In addition to that, within those pages, they may also get the content in the wrong order—text at the bottom, text at the top, text in the righthand column then text in the lefthand column.
There may also be elements in the reading order that shouldn’t be or vice versa.
So the document ends up making little to no sense and causing confusion and frustration to the person trying to read it. It’s simply unable to be understood the way it was intended, let alone at all.
A lot of this depends on how the source file was set up, but that isn’t evident to the designer unless they understand how the setup affects the resulting PDF and accessibility.
Proper use of color and sufficient contrast
The Acrobat checker cannot check for color and contrast issues.
That means it cannot tell if color is being used to convey meaning, which could very well be the case in a table or an infographic, for example.
It also doesn’t know if the colors used are appropriate for that audience. There are some color combinations that are better for certain groups of people and some colors that should be avoided in certain groups.
It also cannot determine if text has sufficient contrast.
The Acrobat checker cannot say whether or not good typography practices have been used. Not only that, but certain typefaces are better for certain audiences.
Good user experience
The Acrobat checker cannot assess whether or not adjustments are needed in order to provide for a good user experience, or to make sure that some content that might be problematic for screen readers will convey information as you intended.

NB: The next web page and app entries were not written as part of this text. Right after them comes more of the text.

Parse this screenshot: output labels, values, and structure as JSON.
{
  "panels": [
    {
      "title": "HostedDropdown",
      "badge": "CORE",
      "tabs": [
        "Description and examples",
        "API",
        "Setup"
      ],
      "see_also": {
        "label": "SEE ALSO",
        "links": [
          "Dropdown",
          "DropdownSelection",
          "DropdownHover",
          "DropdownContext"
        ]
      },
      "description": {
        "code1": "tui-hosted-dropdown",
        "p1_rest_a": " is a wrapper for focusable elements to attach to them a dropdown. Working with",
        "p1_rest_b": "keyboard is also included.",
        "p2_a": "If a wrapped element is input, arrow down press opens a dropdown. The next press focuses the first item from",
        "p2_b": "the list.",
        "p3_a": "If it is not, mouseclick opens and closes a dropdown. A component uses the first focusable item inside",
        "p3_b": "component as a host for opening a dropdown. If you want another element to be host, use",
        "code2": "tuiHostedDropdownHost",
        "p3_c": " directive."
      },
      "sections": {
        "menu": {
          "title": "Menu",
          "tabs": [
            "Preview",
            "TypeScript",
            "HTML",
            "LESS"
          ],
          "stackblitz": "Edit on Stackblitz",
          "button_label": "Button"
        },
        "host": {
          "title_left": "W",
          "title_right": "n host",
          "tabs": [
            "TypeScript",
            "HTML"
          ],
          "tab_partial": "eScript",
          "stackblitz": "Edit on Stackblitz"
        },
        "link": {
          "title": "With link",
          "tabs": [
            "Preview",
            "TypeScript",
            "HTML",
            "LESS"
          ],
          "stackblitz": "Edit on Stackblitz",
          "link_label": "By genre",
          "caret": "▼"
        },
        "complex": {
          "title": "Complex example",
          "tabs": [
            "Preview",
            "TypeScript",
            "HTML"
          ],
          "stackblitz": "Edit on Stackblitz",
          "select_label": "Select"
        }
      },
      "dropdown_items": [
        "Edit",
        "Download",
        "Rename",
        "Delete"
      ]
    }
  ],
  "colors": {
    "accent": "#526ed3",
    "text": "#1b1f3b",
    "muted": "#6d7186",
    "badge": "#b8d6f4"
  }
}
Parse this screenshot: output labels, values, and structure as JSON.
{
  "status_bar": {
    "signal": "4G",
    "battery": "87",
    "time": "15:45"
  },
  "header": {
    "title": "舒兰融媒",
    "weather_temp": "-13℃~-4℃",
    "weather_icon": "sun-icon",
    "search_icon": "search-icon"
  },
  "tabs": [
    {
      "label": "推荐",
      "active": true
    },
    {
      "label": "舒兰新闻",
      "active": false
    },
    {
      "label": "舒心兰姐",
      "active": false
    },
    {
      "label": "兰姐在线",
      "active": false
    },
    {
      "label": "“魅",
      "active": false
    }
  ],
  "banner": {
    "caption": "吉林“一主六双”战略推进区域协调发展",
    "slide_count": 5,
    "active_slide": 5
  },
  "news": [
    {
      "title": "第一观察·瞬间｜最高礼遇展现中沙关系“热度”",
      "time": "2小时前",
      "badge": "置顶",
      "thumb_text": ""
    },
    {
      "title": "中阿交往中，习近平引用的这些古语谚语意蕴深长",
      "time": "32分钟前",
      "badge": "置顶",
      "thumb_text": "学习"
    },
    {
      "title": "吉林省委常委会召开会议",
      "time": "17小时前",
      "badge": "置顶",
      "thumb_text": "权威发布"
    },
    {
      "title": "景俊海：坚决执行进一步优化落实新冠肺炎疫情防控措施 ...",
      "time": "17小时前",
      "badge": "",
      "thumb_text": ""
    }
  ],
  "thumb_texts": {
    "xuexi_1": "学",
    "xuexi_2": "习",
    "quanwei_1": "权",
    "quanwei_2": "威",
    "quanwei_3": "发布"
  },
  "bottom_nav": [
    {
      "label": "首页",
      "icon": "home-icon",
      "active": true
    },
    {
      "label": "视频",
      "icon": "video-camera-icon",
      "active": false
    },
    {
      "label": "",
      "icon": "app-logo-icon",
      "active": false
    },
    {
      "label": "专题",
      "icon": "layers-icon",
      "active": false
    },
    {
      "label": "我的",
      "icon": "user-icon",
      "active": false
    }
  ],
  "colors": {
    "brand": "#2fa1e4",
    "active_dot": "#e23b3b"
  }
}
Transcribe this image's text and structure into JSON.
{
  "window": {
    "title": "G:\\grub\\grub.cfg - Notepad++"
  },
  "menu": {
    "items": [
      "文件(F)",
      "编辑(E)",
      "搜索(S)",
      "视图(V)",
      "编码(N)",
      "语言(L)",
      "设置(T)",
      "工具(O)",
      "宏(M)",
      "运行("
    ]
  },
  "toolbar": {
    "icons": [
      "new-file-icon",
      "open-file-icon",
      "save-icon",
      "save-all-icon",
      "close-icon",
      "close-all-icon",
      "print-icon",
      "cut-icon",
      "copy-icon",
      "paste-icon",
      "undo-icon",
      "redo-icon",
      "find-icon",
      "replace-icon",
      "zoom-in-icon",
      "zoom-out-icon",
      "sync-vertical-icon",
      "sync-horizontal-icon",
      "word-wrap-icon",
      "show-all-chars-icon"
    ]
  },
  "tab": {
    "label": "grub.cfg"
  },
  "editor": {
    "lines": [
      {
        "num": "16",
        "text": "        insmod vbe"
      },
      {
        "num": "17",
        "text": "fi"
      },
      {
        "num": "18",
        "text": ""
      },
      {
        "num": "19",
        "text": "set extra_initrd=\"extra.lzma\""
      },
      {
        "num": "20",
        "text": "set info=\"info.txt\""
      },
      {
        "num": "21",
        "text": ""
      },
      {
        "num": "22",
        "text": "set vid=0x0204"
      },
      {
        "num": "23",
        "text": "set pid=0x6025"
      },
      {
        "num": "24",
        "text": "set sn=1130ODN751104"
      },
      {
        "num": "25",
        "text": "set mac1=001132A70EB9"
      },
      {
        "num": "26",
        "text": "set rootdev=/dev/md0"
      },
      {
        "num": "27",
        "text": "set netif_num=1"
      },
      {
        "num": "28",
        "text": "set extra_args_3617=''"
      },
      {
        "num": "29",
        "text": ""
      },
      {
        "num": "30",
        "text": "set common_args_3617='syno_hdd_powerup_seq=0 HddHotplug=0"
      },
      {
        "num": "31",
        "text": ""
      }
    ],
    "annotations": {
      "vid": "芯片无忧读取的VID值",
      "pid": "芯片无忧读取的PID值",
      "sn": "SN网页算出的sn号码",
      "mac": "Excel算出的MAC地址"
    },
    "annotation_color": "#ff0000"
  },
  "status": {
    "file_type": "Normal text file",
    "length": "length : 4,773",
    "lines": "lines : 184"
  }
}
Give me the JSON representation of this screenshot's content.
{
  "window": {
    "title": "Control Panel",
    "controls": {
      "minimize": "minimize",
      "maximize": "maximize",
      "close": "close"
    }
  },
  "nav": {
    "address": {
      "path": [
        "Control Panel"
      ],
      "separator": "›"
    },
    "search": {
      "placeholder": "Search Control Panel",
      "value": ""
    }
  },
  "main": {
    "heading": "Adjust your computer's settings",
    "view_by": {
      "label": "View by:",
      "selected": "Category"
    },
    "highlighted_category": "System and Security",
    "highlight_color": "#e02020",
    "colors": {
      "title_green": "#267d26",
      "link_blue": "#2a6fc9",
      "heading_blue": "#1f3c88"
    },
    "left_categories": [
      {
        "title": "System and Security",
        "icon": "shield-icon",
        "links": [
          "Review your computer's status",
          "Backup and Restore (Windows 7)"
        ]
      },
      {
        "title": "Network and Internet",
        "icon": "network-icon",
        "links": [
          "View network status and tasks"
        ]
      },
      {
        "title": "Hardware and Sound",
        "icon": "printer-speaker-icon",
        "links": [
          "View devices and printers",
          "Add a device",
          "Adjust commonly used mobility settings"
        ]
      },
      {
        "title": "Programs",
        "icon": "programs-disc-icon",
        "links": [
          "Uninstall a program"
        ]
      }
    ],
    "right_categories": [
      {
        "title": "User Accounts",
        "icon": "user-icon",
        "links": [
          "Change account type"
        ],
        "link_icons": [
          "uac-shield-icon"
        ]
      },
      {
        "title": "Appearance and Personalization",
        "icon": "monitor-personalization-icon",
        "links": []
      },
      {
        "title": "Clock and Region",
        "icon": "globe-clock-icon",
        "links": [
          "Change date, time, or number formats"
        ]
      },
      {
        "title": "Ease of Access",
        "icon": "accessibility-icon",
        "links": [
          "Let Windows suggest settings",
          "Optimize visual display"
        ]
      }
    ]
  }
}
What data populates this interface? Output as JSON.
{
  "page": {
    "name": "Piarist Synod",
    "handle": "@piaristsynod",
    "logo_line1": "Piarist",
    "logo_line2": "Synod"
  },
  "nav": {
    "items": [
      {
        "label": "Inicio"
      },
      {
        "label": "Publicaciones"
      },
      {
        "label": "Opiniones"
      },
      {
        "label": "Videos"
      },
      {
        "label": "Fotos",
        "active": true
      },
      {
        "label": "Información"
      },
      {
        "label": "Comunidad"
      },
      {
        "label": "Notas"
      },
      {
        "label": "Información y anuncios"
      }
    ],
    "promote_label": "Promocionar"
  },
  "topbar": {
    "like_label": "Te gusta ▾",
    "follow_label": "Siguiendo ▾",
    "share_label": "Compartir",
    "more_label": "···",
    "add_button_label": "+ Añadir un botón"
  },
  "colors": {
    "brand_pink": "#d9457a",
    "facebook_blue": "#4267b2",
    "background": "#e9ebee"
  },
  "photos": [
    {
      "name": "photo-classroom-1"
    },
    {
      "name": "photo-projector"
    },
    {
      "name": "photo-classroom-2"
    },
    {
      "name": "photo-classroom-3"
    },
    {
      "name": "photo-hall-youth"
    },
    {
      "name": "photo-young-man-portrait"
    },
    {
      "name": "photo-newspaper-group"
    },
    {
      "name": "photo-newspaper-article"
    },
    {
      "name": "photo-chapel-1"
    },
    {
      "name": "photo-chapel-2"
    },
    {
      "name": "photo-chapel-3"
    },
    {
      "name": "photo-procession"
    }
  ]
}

The moral of the story? Accessibility cannot be automated.
Automated PDF accessibility checkers are part of the troubleshooting and accessibility testing process. Passing one or more of them is not a stamp of approval that a PDF is accessible.